→ MATERIAL FOR THIS TASK:
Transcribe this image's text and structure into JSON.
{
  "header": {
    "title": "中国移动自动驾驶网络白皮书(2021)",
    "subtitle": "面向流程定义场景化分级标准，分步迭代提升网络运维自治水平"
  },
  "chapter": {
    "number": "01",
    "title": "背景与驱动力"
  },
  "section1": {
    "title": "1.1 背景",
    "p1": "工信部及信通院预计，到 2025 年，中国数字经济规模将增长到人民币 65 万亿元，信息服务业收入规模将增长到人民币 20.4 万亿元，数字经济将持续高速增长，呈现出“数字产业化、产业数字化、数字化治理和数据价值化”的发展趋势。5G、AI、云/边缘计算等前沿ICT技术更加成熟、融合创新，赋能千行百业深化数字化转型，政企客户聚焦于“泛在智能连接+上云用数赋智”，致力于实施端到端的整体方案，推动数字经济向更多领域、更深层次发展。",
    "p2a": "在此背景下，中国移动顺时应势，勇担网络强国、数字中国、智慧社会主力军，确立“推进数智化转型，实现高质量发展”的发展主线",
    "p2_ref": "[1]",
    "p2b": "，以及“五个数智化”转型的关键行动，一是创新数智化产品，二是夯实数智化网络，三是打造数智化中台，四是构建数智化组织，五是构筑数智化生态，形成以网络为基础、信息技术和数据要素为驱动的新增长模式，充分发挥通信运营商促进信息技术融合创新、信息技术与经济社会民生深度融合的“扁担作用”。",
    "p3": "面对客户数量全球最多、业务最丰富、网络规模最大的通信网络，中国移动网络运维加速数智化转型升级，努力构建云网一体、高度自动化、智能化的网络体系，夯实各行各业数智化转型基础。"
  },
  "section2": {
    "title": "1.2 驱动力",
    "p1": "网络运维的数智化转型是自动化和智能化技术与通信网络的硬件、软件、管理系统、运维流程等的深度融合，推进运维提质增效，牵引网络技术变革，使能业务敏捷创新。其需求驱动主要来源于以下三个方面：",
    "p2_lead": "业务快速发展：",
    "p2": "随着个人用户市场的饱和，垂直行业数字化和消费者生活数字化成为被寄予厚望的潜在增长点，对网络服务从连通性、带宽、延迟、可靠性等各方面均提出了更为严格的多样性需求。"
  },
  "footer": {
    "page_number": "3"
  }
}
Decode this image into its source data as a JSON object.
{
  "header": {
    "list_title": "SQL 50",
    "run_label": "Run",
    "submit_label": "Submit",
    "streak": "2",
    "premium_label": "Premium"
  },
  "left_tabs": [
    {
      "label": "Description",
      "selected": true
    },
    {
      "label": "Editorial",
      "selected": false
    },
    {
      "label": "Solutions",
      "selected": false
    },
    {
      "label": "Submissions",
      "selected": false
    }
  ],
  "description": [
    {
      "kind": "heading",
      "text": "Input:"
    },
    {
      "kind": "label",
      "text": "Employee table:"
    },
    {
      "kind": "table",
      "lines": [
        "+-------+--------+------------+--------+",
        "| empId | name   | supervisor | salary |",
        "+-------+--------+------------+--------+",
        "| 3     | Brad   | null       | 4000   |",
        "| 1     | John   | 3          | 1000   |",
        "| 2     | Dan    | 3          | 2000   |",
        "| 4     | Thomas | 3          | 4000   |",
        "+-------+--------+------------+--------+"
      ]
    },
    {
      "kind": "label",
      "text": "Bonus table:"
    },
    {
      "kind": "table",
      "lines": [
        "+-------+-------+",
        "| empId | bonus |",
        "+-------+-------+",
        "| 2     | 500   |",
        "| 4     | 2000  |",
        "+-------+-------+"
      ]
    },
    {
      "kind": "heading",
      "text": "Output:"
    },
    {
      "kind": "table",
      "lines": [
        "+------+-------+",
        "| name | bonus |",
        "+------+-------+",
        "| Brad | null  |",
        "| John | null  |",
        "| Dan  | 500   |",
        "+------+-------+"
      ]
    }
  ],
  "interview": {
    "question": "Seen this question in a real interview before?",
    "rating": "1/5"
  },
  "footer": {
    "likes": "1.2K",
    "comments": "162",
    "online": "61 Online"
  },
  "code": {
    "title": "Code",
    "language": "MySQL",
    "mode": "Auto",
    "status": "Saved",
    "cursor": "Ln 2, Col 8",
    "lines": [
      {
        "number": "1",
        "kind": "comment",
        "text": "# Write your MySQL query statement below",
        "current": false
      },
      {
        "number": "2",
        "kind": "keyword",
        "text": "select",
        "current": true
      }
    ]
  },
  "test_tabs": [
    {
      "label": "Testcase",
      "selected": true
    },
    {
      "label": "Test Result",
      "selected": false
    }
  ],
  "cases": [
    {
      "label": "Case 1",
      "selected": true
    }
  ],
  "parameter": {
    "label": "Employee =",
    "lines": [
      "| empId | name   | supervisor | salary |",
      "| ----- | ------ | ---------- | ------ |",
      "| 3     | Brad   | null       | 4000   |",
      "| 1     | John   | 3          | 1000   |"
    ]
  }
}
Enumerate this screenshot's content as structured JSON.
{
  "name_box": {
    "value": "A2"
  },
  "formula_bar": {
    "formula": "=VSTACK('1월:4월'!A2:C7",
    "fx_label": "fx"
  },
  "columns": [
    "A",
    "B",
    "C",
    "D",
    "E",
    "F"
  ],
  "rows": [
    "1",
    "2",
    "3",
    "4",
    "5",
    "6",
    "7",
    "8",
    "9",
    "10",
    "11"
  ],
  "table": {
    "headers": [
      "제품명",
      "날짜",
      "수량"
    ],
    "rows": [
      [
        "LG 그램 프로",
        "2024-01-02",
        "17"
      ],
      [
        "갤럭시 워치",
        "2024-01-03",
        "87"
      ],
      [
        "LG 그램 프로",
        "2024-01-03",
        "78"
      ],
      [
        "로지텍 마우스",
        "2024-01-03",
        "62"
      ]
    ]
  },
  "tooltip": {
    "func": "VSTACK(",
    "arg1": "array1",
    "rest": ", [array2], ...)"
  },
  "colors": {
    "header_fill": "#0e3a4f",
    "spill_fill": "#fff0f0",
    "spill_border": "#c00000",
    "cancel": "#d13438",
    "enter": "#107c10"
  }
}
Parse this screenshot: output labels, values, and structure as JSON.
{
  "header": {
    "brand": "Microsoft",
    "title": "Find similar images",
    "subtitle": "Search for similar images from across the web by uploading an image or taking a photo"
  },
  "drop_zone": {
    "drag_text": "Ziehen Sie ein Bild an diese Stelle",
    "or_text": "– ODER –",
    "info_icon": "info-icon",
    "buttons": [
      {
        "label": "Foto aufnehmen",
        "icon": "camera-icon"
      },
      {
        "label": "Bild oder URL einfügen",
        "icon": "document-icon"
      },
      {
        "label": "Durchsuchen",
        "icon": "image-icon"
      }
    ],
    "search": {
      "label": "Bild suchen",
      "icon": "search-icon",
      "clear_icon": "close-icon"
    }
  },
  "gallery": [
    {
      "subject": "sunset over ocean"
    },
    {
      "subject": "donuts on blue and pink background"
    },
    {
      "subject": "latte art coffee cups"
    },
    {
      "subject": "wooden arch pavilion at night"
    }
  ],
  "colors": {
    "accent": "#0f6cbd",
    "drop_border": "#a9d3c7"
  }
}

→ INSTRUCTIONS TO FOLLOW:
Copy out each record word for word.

→ TASK OUTPUT:
Transcribe this image's text and structure into JSON.
{
  "header": {
    "title": "中国移动自动驾驶网络白皮书(2021)",
    "subtitle": "面向流程定义场景化分级标准，分步迭代提升网络运维自治水平"
  },
  "chapter": {
    "number": "01",
    "title": "背景与驱动力"
  },
  "section1": {
    "title": "1.1 背景",
    "p1": "工信部及信通院预计，到 2025 年，中国数字经济规模将增长到人民币 65 万亿元，信息服务业收入规模将增长到人民币 20.4 万亿元，数字经济将持续高速增长，呈现出“数字产业化、产业数字化、数字化治理和数据价值化”的发展趋势。5G、AI、云/边缘计算等前沿ICT技术更加成熟、融合创新，赋能千行百业深化数字化转型，政企客户聚焦于“泛在智能连接+上云用数赋智”，致力于实施端到端的整体方案，推动数字经济向更多领域、更深层次发展。",
    "p2a": "在此背景下，中国移动顺时应势，勇担网络强国、数字中国、智慧社会主力军，确立“推进数智化转型，实现高质量发展”的发展主线",
    "p2_ref": "[1]",
    "p2b": "，以及“五个数智化”转型的关键行动，一是创新数智化产品，二是夯实数智化网络，三是打造数智化中台，四是构建数智化组织，五是构筑数智化生态，形成以网络为基础、信息技术和数据要素为驱动的新增长模式，充分发挥通信运营商促进信息技术融合创新、信息技术与经济社会民生深度融合的“扁担作用”。",
    "p3": "面对客户数量全球最多、业务最丰富、网络规模最大的通信网络，中国移动网络运维加速数智化转型升级，努力构建云网一体、高度自动化、智能化的网络体系，夯实各行各业数智化转型基础。"
  },
  "section2": {
    "title": "1.2 驱动力",
    "p1": "网络运维的数智化转型是自动化和智能化技术与通信网络的硬件、软件、管理系统、运维流程等的深度融合，推进运维提质增效，牵引网络技术变革，使能业务敏捷创新。其需求驱动主要来源于以下三个方面：",
    "p2_lead": "业务快速发展：",
    "p2": "随着个人用户市场的饱和，垂直行业数字化和消费者生活数字化成为被寄予厚望的潜在增长点，对网络服务从连通性、带宽、延迟、可靠性等各方面均提出了更为严格的多样性需求。"
  },
  "footer": {
    "page_number": "3"
  }
}
Decode this image into its source data as a JSON object.
{
  "header": {
    "list_title": "SQL 50",
    "run_label": "Run",
    "submit_label": "Submit",
    "streak": "2",
    "premium_label": "Premium"
  },
  "left_tabs": [
    {
      "label": "Description",
      "selected": true
    },
    {
      "label": "Editorial",
      "selected": false
    },
    {
      "label": "Solutions",
      "selected": false
    },
    {
      "label": "Submissions",
      "selected": false
    }
  ],
  "description": [
    {
      "kind": "heading",
      "text": "Input:"
    },
    {
      "kind": "label",
      "text": "Employee table:"
    },
    {
      "kind": "table",
      "lines": [
        "+-------+--------+------------+--------+",
        "| empId | name   | supervisor | salary |",
        "+-------+--------+------------+--------+",
        "| 3     | Brad   | null       | 4000   |",
        "| 1     | John   | 3          | 1000   |",
        "| 2     | Dan    | 3          | 2000   |",
        "| 4     | Thomas | 3          | 4000   |",
        "+-------+--------+------------+--------+"
      ]
    },
    {
      "kind": "label",
      "text": "Bonus table:"
    },
    {
      "kind": "table",
      "lines": [
        "+-------+-------+",
        "| empId | bonus |",
        "+-------+-------+",
        "| 2     | 500   |",
        "| 4     | 2000  |",
        "+-------+-------+"
      ]
    },
    {
      "kind": "heading",
      "text": "Output:"
    },
    {
      "kind": "table",
      "lines": [
        "+------+-------+",
        "| name | bonus |",
        "+------+-------+",
        "| Brad | null  |",
        "| John | null  |",
        "| Dan  | 500   |",
        "+------+-------+"
      ]
    }
  ],
  "interview": {
    "question": "Seen this question in a real interview before?",
    "rating": "1/5"
  },
  "footer": {
    "likes": "1.2K",
    "comments": "162",
    "online": "61 Online"
  },
  "code": {
    "title": "Code",
    "language": "MySQL",
    "mode": "Auto",
    "status": "Saved",
    "cursor": "Ln 2, Col 8",
    "lines": [
      {
        "number": "1",
        "kind": "comment",
        "text": "# Write your MySQL query statement below",
        "current": false
      },
      {
        "number": "2",
        "kind": "keyword",
        "text": "select",
        "current": true
      }
    ]
  },
  "test_tabs": [
    {
      "label": "Testcase",
      "selected": true
    },
    {
      "label": "Test Result",
      "selected": false
    }
  ],
  "cases": [
    {
      "label": "Case 1",
      "selected": true
    }
  ],
  "parameter": {
    "label": "Employee =",
    "lines": [
      "| empId | name   | supervisor | salary |",
      "| ----- | ------ | ---------- | ------ |",
      "| 3     | Brad   | null       | 4000   |",
      "| 1     | John   | 3          | 1000   |"
    ]
  }
}
Enumerate this screenshot's content as structured JSON.
{
  "name_box": {
    "value": "A2"
  },
  "formula_bar": {
    "formula": "=VSTACK('1월:4월'!A2:C7",
    "fx_label": "fx"
  },
  "columns": [
    "A",
    "B",
    "C",
    "D",
    "E",
    "F"
  ],
  "rows": [
    "1",
    "2",
    "3",
    "4",
    "5",
    "6",
    "7",
    "8",
    "9",
    "10",
    "11"
  ],
  "table": {
    "headers": [
      "제품명",
      "날짜",
      "수량"
    ],
    "rows": [
      [
        "LG 그램 프로",
        "2024-01-02",
        "17"
      ],
      [
        "갤럭시 워치",
        "2024-01-03",
        "87"
      ],
      [
        "LG 그램 프로",
        "2024-01-03",
        "78"
      ],
      [
        "로지텍 마우스",
        "2024-01-03",
        "62"
      ]
    ]
  },
  "tooltip": {
    "func": "VSTACK(",
    "arg1": "array1",
    "rest": ", [array2], ...)"
  },
  "colors": {
    "header_fill": "#0e3a4f",
    "spill_fill": "#fff0f0",
    "spill_border": "#c00000",
    "cancel": "#d13438",
    "enter": "#107c10"
  }
}
Parse this screenshot: output labels, values, and structure as JSON.
{
  "header": {
    "brand": "Microsoft",
    "title": "Find similar images",
    "subtitle": "Search for similar images from across the web by uploading an image or taking a photo"
  },
  "drop_zone": {
    "drag_text": "Ziehen Sie ein Bild an diese Stelle",
    "or_text": "– ODER –",
    "info_icon": "info-icon",
    "buttons": [
      {
        "label": "Foto aufnehmen",
        "icon": "camera-icon"
      },
      {
        "label": "Bild oder URL einfügen",
        "icon": "document-icon"
      },
      {
        "label": "Durchsuchen",
        "icon": "image-icon"
      }
    ],
    "search": {
      "label": "Bild suchen",
      "icon": "search-icon",
      "clear_icon": "close-icon"
    }
  },
  "gallery": [
    {
      "subject": "sunset over ocean"
    },
    {
      "subject": "donuts on blue and pink background"
    },
    {
      "subject": "latte art coffee cups"
    },
    {
      "subject": "wooden arch pavilion at night"
    }
  ],
  "colors": {
    "accent": "#0f6cbd",
    "drop_border": "#a9d3c7"
  }
}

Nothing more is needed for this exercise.